He remained very nice to me all the days of his life and actually when he died and there was a eulogy I think the family - I think it was the family - I was asked to give the eulogy at his memorial service, and I told this story actually that I'd told now in front of a good-sized audience who were paying him homage, but it was not the end of my… according to him I did the wrong thing, but I always did what seemed to me to be the right thing. It was not advice from others that inclined me one way or the other. It was what seemed to me to be the right way to go.

I mean, I, of course, listen to others, but I discovered that others very often give you advice that is obvious. I mean, obviously, it was more prestigious to go to work for Knopf than to go to work for the Orion Press, but I knew I didn't know very much and so I didn't want to be a reader for somebody else. I wanted to learn about publishing and I didn't think I would, as a reader for this great man, I didn't think I would learn as much as working in a small company where I had a hand in everything, even if often the everything was not very important, but the process is always is. So it doesn't matter what, how important something is, life is very often about process.

Peter Mayer (1936-2018) was an American independent publisher who was president of The Overlook Press/Peter Mayer Publishers, Inc, a New York-based publishing company he founded with his father in 1971. At the time of Overlook's founding, Mayer was head of Avon Books, a large New York-based paperback publisher. There, he successfully launched the trade paperback as a viable alternative to mass market and hardcover formats. From 1978 to 1996 he was CEO of Penguin Books, where he introduced a flexible style in editorial, marketing, and production. More recently, Mayer had financially revived both Ardis, a publisher of Russian literature in English, and Duckworth, an independent publishing house in the UK.

Listeners: Christopher Sykes

Christopher Sykes is an independent documentary producer who has made a number of films about science and scientists for BBC TV, Channel Four, and PBS.
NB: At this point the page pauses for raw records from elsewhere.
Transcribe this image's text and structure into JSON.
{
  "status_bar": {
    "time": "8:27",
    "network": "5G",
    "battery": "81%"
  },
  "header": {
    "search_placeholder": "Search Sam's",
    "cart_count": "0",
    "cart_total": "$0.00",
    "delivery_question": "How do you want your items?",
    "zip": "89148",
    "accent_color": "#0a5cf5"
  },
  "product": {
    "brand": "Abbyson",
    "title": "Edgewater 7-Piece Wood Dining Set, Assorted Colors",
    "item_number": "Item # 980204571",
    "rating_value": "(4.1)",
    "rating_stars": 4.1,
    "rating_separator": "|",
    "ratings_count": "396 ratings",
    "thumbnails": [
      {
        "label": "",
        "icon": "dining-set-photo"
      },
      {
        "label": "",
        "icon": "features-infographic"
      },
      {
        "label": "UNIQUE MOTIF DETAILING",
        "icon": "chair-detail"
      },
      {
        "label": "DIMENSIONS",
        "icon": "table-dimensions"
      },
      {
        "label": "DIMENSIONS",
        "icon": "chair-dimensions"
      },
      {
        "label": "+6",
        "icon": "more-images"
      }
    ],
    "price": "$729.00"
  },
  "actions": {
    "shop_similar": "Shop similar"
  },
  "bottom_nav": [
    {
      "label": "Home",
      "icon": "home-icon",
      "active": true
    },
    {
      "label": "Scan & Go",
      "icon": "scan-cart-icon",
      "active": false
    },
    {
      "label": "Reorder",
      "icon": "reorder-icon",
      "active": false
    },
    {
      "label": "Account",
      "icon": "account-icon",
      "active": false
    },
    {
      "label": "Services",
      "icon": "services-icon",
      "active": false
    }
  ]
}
Tags: Orion Press, Alfred A Knopf, Roger Straus

Duration: 4 minutes, 46 seconds

Date story recorded: September 2014-January 2015

Date story went live: 12 November 2015